Is your favourite car on the list of most profitable models for dealers? 

British car maker Land Rover has reclaimed its top position as the brand that makes the most money for second hand dealers. 

Car sellers currently make an average sum of £1,500 in profit on each second-hand vehicle they sell. 

However, new data shows certain models are making second hand dealerships a lot more money than others. 

Land Rover, whose cars are favourites of the Royal Family, has hit the top spot after making sellers average profits of £3,290 on each vehicle sold. 

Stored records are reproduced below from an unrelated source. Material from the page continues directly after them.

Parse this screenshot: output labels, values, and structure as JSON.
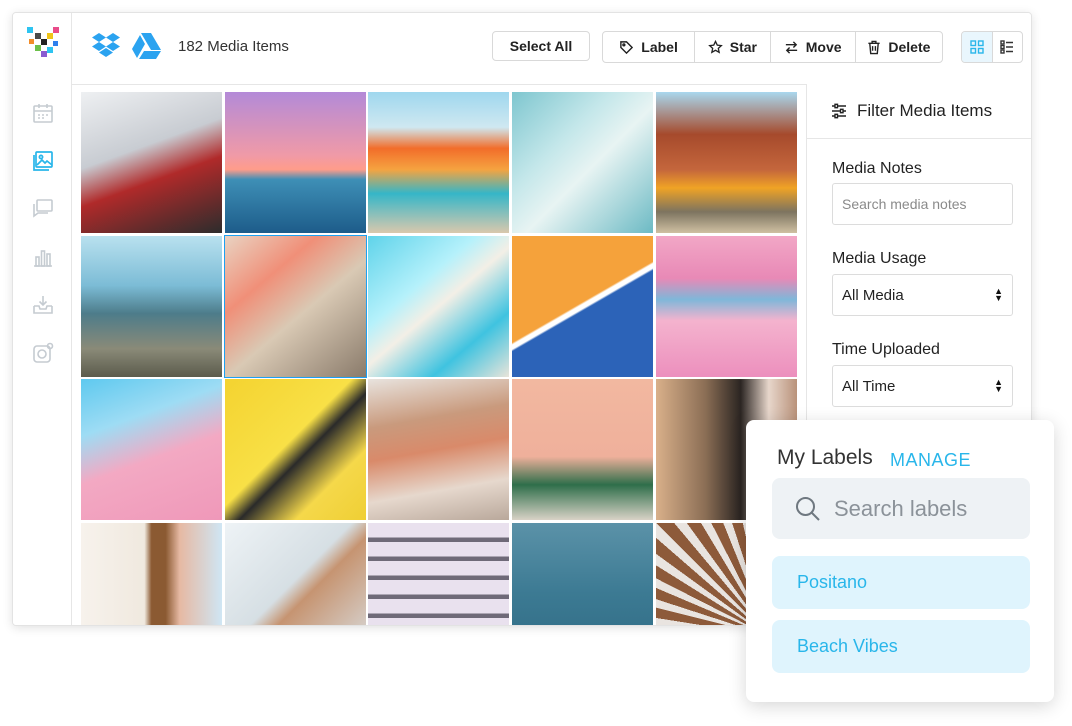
{
  "header": {
    "media_count": "182 Media Items",
    "select_all_label": "Select All",
    "actions": [
      {
        "label": "Label",
        "icon": "tag-icon"
      },
      {
        "label": "Star",
        "icon": "star-icon"
      },
      {
        "label": "Move",
        "icon": "move-arrows-icon"
      },
      {
        "label": "Delete",
        "icon": "trash-icon"
      }
    ],
    "sources": [
      "dropbox-icon",
      "google-drive-icon"
    ],
    "view_modes": [
      "grid-view-icon",
      "list-view-icon"
    ],
    "active_view": "grid-view-icon"
  },
  "sidebar": {
    "items": [
      {
        "icon": "calendar-icon",
        "active": false
      },
      {
        "icon": "media-library-icon",
        "active": true
      },
      {
        "icon": "comments-icon",
        "active": false
      },
      {
        "icon": "analytics-icon",
        "active": false
      },
      {
        "icon": "inbox-download-icon",
        "active": false
      },
      {
        "icon": "instagram-icon",
        "active": false
      }
    ]
  },
  "filter": {
    "title": "Filter Media Items",
    "media_notes_label": "Media Notes",
    "media_notes_placeholder": "Search media notes",
    "media_usage_label": "Media Usage",
    "media_usage_value": "All Media",
    "time_uploaded_label": "Time Uploaded",
    "time_uploaded_value": "All Time"
  },
  "labels_panel": {
    "title": "My Labels",
    "manage_label": "MANAGE",
    "search_placeholder": "Search labels",
    "items": [
      "Positano",
      "Beach Vibes"
    ]
  },
  "colors": {
    "accent": "#29b6ea",
    "chip_bg": "#dff4fd",
    "search_bg": "#eef2f5"
  }
}
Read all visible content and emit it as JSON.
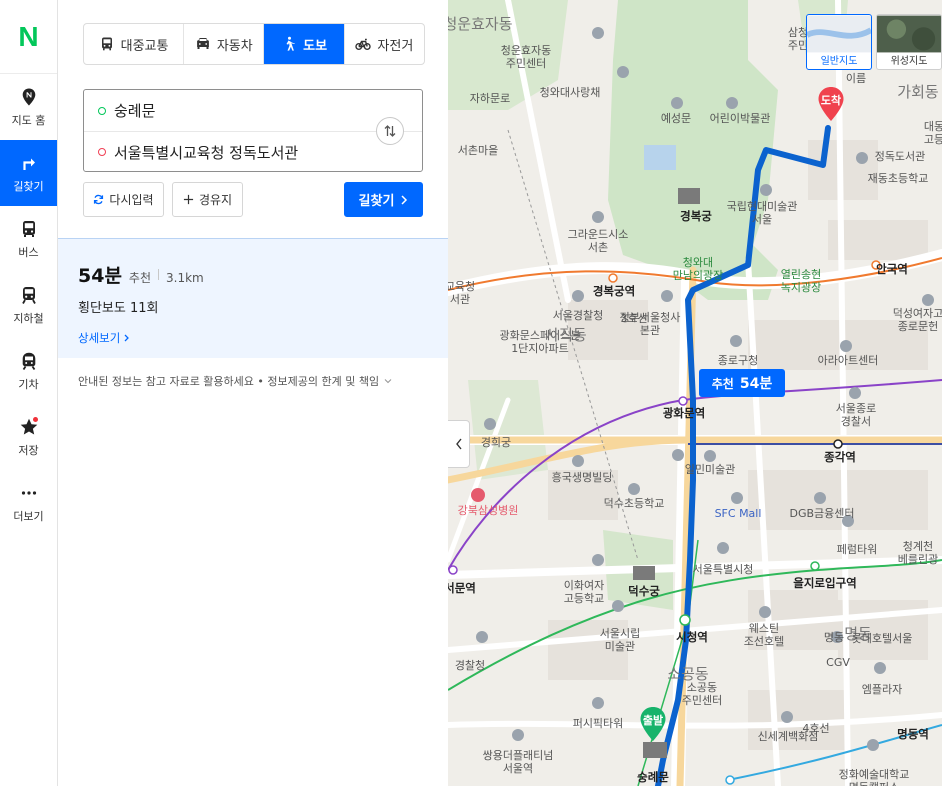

The hefty profits mean Land Rover has now returned to its position as the top money maker for second hand vehicle sellers, new analysis from DealerAuction shows. 

(Stock image) Car dealerships have seen their profits surge since Covid-19 as supply chain problems have led to a shortage of vehicles

The British carmaker was briefly usurped by Japanese automobile manufacturer Lexus, which is owned by Toyota. 

Land Rover cars made dealers average sums of £3,290 in April, putting them at the top of the list for profitability. 

The UK company’s cars, which were driven by Queen Elizabeth II, were followed in the rankings by those made by German firm BMW. 

BMW’s cars made second hand vehicle sellers average profits of £2,760 each, the analysis shows. 

(Stock image) Land Rover topped the list in making the most amount of profit for dealers

(Stock image) Land Rover topped the list in making the most amount of profit for dealers

Top 10 most profitable car brands for dealers 
Car brand Average profit per sale
Land Rover £3,290
BMW   £2,760 
Mercedes-Benz  £2,670 
Audi  £2,430 
Volvo  £2,270 
Mazda   £2,250 
Mini   £2,210 
Seat  £2,030 
Kia   £2,020 
Volkswagen  £1,990 

In third place, vehicles sold by Mercedes-Benz generated profits of £2,670 per sale, while cars  made by Audi came in fourth, by generating £2,430 each. 

Swedish firm Volvo took fifth place, with its cars making £2,270 in profits per sale, as Japanese firm Mazda swept in to sixth place with average profits of £2,250. 

British classic Mini, which is now owned by BMW, hit seventh place, with average profits of £2,210 per sale.

Cars made by Spanish firm SEAT, meanwhile, took eighth position, in generating £2,030 for dealers for each car put up for sale. 

Vehicles made by South Korean firm Kia and German company Volkswagen took the last two places, in making £2,020 and £1,990 per sale, respectively. 

The data comes as second car prices are continuing to surge, as competition to snap up stick continues. 

Richard Walker, Auto Trader’s Data and Insights Director, said ‘In April prices grew at their fastest pace for 17 months.’ 

He noted that ‘at this mid-month point, retail prices are up around 0.6% month-on-month, which is very unusual for May, when prices traditionally soften.’